Prompt: Where a picture occurs in the data, omit it, and copy all remaining data exactly.

(Page and application data records)
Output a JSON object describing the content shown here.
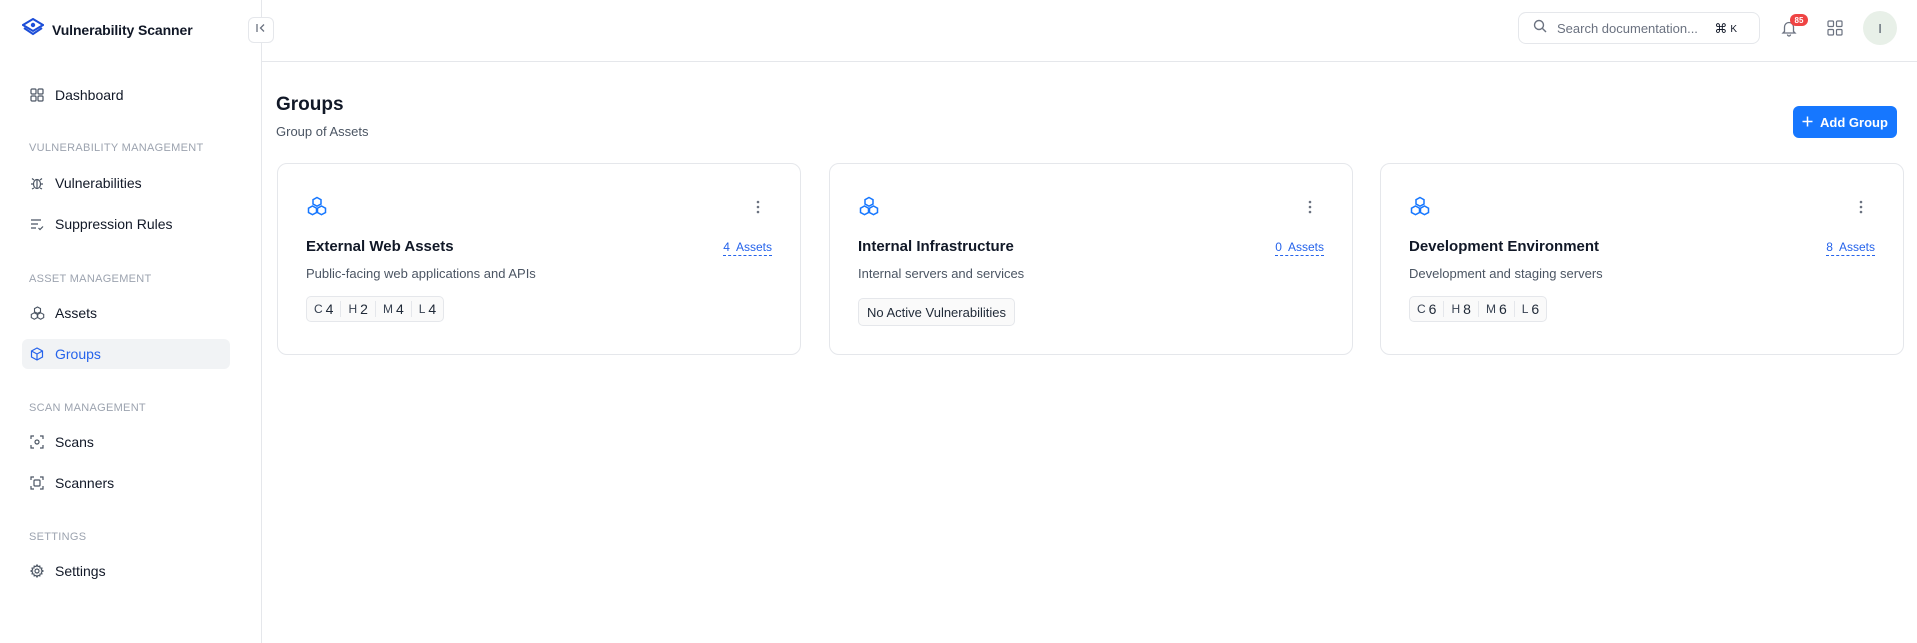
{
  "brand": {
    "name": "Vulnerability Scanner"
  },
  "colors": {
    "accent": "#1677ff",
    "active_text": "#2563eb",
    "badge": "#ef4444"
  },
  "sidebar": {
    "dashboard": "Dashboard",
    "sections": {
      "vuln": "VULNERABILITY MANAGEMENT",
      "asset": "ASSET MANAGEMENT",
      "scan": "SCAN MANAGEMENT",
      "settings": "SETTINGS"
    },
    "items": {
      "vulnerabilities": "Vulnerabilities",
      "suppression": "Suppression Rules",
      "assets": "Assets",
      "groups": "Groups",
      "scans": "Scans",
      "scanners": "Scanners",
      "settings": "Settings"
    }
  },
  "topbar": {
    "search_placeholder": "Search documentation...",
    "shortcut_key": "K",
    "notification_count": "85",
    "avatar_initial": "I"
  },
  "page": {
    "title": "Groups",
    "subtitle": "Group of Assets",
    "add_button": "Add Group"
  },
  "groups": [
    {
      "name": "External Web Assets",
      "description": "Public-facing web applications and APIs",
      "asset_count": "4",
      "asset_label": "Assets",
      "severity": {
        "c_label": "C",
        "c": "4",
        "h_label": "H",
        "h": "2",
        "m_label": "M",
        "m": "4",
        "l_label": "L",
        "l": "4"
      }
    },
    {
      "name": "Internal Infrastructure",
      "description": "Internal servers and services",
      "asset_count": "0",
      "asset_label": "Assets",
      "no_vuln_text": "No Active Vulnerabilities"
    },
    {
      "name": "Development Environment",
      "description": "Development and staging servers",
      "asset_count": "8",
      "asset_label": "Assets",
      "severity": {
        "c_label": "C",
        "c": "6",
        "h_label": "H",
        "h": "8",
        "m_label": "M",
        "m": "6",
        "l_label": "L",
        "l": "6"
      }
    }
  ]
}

Result:
Output a JSON object describing the content shown here.
{
  "brand": {
    "name": "Vulnerability Scanner"
  },
  "colors": {
    "accent": "#1677ff",
    "active_text": "#2563eb",
    "badge": "#ef4444"
  },
  "sidebar": {
    "dashboard": "Dashboard",
    "sections": {
      "vuln": "VULNERABILITY MANAGEMENT",
      "asset": "ASSET MANAGEMENT",
      "scan": "SCAN MANAGEMENT",
      "settings": "SETTINGS"
    },
    "items": {
      "vulnerabilities": "Vulnerabilities",
      "suppression": "Suppression Rules",
      "assets": "Assets",
      "groups": "Groups",
      "scans": "Scans",
      "scanners": "Scanners",
      "settings": "Settings"
    }
  },
  "topbar": {
    "search_placeholder": "Search documentation...",
    "shortcut_key": "K",
    "notification_count": "85",
    "avatar_initial": "I"
  },
  "page": {
    "title": "Groups",
    "subtitle": "Group of Assets",
    "add_button": "Add Group"
  },
  "groups": [
    {
      "name": "External Web Assets",
      "description": "Public-facing web applications and APIs",
      "asset_count": "4",
      "asset_label": "Assets",
      "severity": {
        "c_label": "C",
        "c": "4",
        "h_label": "H",
        "h": "2",
        "m_label": "M",
        "m": "4",
        "l_label": "L",
        "l": "4"
      }
    },
    {
      "name": "Internal Infrastructure",
      "description": "Internal servers and services",
      "asset_count": "0",
      "asset_label": "Assets",
      "no_vuln_text": "No Active Vulnerabilities"
    },
    {
      "name": "Development Environment",
      "description": "Development and staging servers",
      "asset_count": "8",
      "asset_label": "Assets",
      "severity": {
        "c_label": "C",
        "c": "6",
        "h_label": "H",
        "h": "8",
        "m_label": "M",
        "m": "6",
        "l_label": "L",
        "l": "6"
      }
    }
  ]
}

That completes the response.